Mostly due to caries and other chronic degenerative conditions of the pulp with long
lasting stimulation, can occur with chronic inflammation of the pulp process. Chronic
pulpitis in the development process, such as an increase in polymorphonuclear
leukocytes, the release of lysosomal enzymes also increased, leaving exacerbate
inflammation, acute onset of symptoms can occur clinically. Chronic pulpitis
clinically divided into three categories: chronic pulpitis atresia, chronic open
pulpitis and chronic hyperplastic pulpitis. Also called chronic open pulpitis pulpitis
chronic ulcers. Chronic hyperplastic pulpitis pulp, also known as polyps.

3. Investigation
1. Obtain thorough dental history and inquire about recent restorations or trauma.
2. Inquire about previous history of pain on the offending tooth.
3. Ask the patient about:
Location of the offending tooth
When did the pain start?
How intense is the pain?
What causes the pain and what relieves it?
How long does the pain last?
Pain description (e.g., dull, sharp, throbbing)
4. Perform an intraoral examination to check for exposed dentin, caries, a deep or
defective restoration, or trauma.
5. Perform a percussion test to rule out acute apical periodontitis.
6. Perform a cold test using a refrigerant spray (e.g., Endo-Ice) or an ice stick. Test
the healthy control teeth first in order to better localize the offending tooth.
7. Perform a hot test using hot water in a syringe (e.g., Monojet) and rubber dam
isolation, a heated gutta percha stick or heat source (e.g., System B Heat
Source) to reproduce pain to hot. Healthy control teeth should be tested first.
Delayed and prolonged pain triggered by heat may indicate irreversible pulpitis.
8. Use radiographs to identify teeth with large restorations or caries that are not
clinically visible. Keep in mind that teeth with reversible or irreversible pulpitis
will not show periapical lesions radiographically, but may show thickening of the
periodontal ligament (PDL), loss of lamina dura, and/or condensing osteitis.
Irreversible pulpitis may show widened PDL space.

Based on clinical examination and testing, a diagnosis of reversible or irreversible
pulpitis is determined.
Reversible Pulpitis
Pain from cold test does not linger more than 30 s
No percussion sensitivity
No spontaneous pain
No heat sensitivity
Irreversible Pulpitis
Pain from cold test lingers more than 30 s
May get pain from heat test
May have spontaneous pain
May be percussion sensitive
Radiographically or clinically visible deep caries.
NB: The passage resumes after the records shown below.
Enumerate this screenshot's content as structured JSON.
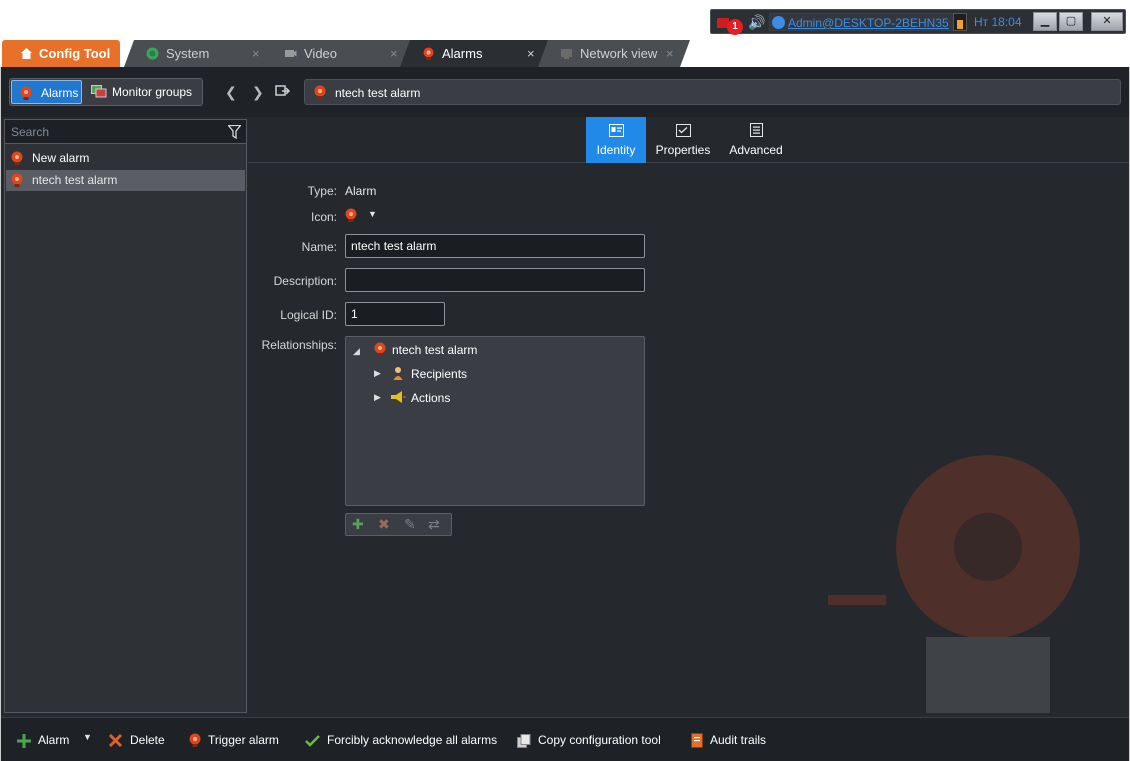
{
  "tray": {
    "alarm_count": "1",
    "user": "Admin@DESKTOP-2BEHN35",
    "clock": "Нт 18:04"
  },
  "tabs": [
    {
      "label": "Config Tool"
    },
    {
      "label": "System"
    },
    {
      "label": "Video"
    },
    {
      "label": "Alarms"
    },
    {
      "label": "Network view"
    }
  ],
  "toolbar": {
    "seg_alarms": "Alarms",
    "seg_monitor": "Monitor groups",
    "breadcrumb": "ntech test alarm"
  },
  "left": {
    "search_placeholder": "Search",
    "items": [
      {
        "label": "New alarm"
      },
      {
        "label": "ntech test alarm"
      }
    ]
  },
  "page_tabs": [
    {
      "label": "Identity"
    },
    {
      "label": "Properties"
    },
    {
      "label": "Advanced"
    }
  ],
  "form": {
    "type_label": "Type:",
    "type_value": "Alarm",
    "icon_label": "Icon:",
    "name_label": "Name:",
    "name_value": "ntech test alarm",
    "desc_label": "Description:",
    "desc_value": "",
    "logical_label": "Logical ID:",
    "logical_value": "1",
    "rel_label": "Relationships:",
    "tree": {
      "root": "ntech test alarm",
      "children": [
        "Recipients",
        "Actions"
      ]
    }
  },
  "bottom": {
    "alarm": "Alarm",
    "delete": "Delete",
    "trigger": "Trigger alarm",
    "ack": "Forcibly acknowledge all alarms",
    "copy": "Copy configuration tool",
    "audit": "Audit trails"
  },
  "colors": {
    "accent_orange": "#e8712a",
    "accent_blue": "#2189e8",
    "alarm_red": "#d9401e"
  }
}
Common Initial Treatments
Reversible pulpitis
1. Remove the irritant or repair tooth structure (caries, exposed dentin, defective
2. Continue to monitor the patients symptoms.
3. Advise patient to return if symptoms persist or worsen.
Irreversible pulpitis
1. Pulpectomy of the offending tooth: complete removal of the pulp. If it is
determined that the case in question is too complex, promptly refer to an
2. If treatment is undertaken and the appointed treatment time permits, root canal
treatment can be completed in one visit.
Antibiotics are not recommended for irreversible pulpitis as they will not
alleviate the patients pain and should not be given in lieu of performing an
immediate pulpectomy.